And while universities such as the University of Oregon can often lure donors to make enormous donations for shiny new engineering, law, business, and science buildings and programs — complete with generous scholarships and endowed faculty — other programs in arts, humanities, or social sciences can languish in run-down facilities, face deep, systemic cuts (likely akin to a slow death sentence), or be slashed entirely from a school’s offerings.
We witnessed this at Western with programs like sociology, art and history programs after the college’s Strategic Resources Allocation (SRA) process deemed those departments lacking in 2021, leading to reductions in budgets, faculty, and course offerings — all but ensuring these programs won’t continue much longer, at least in their current form.
Letting a handful of wealthy individuals dictate a university’s curriculum runs contrary to the idea of public education, which is designed to produce skilled, knowledgeable workers, yes, but also output informed, well-rounded citizens who will participate in democracy and civic life, and subsequently raise the next generation.
To that end, allowing the will of donors to take precedence over the university’s administration, who’ve largely served decades in academia, and its Board of Directors, appointed by the governor for their expertise in handling legal, financial, and other areas of critical functioning, is deeply irresponsible.
And while one can fairly argue that boards and administrators don’t always make the best decisions, they have the highest degree of familiarity with their institutions and came about their positions via a transparent, public process.
The same cannot be said for donors, who often come with both money and grand plans in hand — and force administrators and trustees to sweat the details and bear the long-term costs.
But it’s nearly impossible to ask Western, which has faced down various financial shortfalls for decades, to turn away Mr. Rady when he comes knocking with $80 million — in addition to a more recent $15 million to renovate the Mountaineer Bowl, and previous donations — which have, among other things, endowed a faculty position in the Geology Department.

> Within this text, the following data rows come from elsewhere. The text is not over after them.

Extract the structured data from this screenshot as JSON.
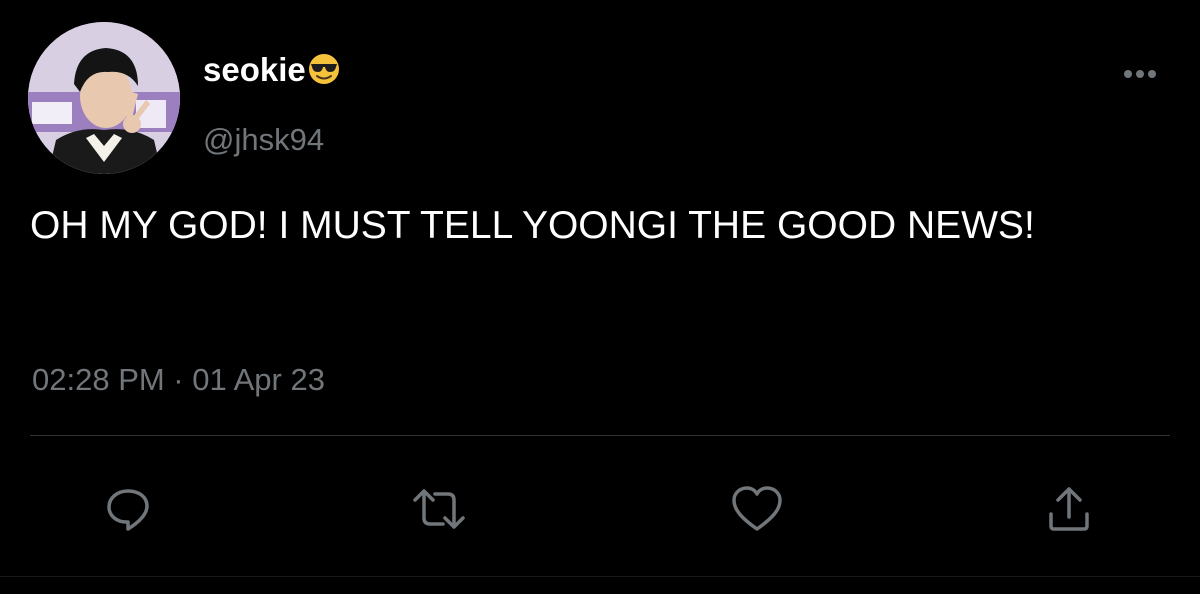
{
  "tweet": {
    "display_name": "seokie",
    "emoji": "smiling-face-with-sunglasses-icon",
    "handle": "@jhsk94",
    "text": "OH MY GOD! I MUST TELL YOONGI THE GOOD NEWS!",
    "timestamp": "02:28 PM · 01 Apr 23"
  },
  "actions": [
    "reply-icon",
    "retweet-icon",
    "like-icon",
    "share-icon"
  ],
  "colors": {
    "background": "#000000",
    "text": "#ffffff",
    "secondary_text": "#71767b",
    "divider": "#2f3336"
  }
}
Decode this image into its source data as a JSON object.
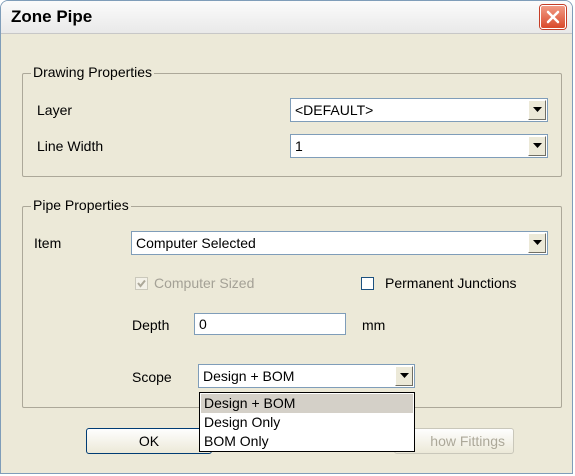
{
  "window": {
    "title": "Zone Pipe"
  },
  "drawing": {
    "legend": "Drawing Properties",
    "layer_label": "Layer",
    "layer_value": "<DEFAULT>",
    "line_width_label": "Line Width",
    "line_width_value": "1"
  },
  "pipe": {
    "legend": "Pipe Properties",
    "item_label": "Item",
    "item_value": "Computer Selected",
    "computer_sized_label": "Computer Sized",
    "computer_sized_checked": true,
    "permanent_junctions_label": "Permanent Junctions",
    "permanent_junctions_checked": false,
    "depth_label": "Depth",
    "depth_value": "0",
    "depth_unit": "mm",
    "scope_label": "Scope",
    "scope_value": "Design + BOM",
    "scope_options": [
      "Design + BOM",
      "Design Only",
      "BOM Only"
    ]
  },
  "buttons": {
    "ok": "OK",
    "show_fittings": "how Fittings"
  },
  "icons": {
    "close": "close-icon",
    "dropdown": "dropdown-arrow-icon",
    "check": "checkmark-icon"
  }
}
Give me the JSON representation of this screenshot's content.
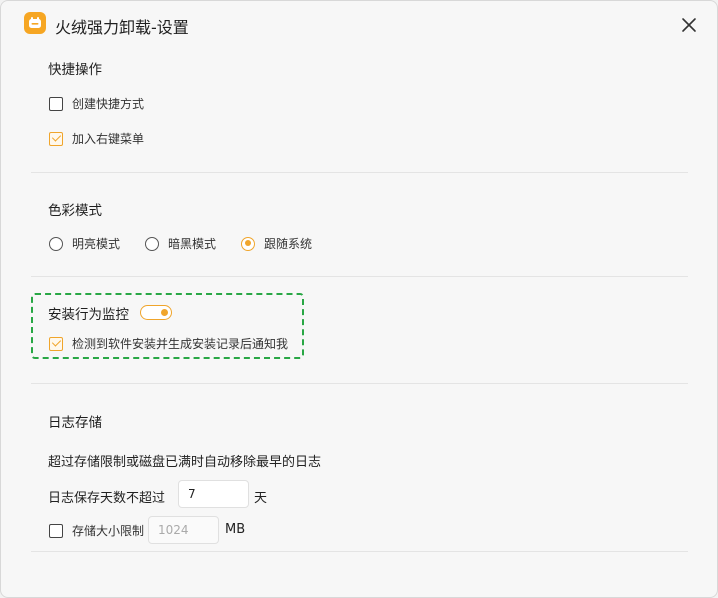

Money speaks volumes, particularly for a university that has struggled to boost full-time student enrollment, is far removed from Colorado’s Capitol and the Front Range population center, and plays second or even third fiddle to larger, more name brand schools like CU-Boulder, Colorado State, and even western rival Colorado Mesa.
Working towards solutions
Countering the growth of donor influence won’t be easy, and the easiest way to do so effectively is to commit to reinvesting in our public colleges and universities at the state level, easing their financial burden. Sadly, Colorado’s Taxpayer Bill of Rights makes significant increases to education a tough ask.
But there are ways to ensure good governance and transparency in donations, like setting up an overarching donations committee of the Board of Trustees, comprised of a mixture of university staff, alumni, and community members with the requisite legal, financial, and administrative knowledge, which would serve to evaluate the sustainability and suitability of potential donor gifts, and analyze their impact on Western’s existing goals and values.
As an example, The Ohio State University’s Foundation Board maintains five committees. In addition to an Executive Committee and a Directorship and Nominating Committee, the Audit Committee handles financial statements and legal and regulatory issues, the Development Committee plans and implements fundraising campaigns, and the Donor Committee handles public recognition of donors, donor relations, and reporting.
I would add to that setup one more committee: The Vision Committee, which would ensure that all donations, no matter the size or the donor, fit firmly within the umbrella of the university’s strengths and vision.
Working together, it’s time to reinvest in our public universities and reset the balance between donors and the institutions they fund.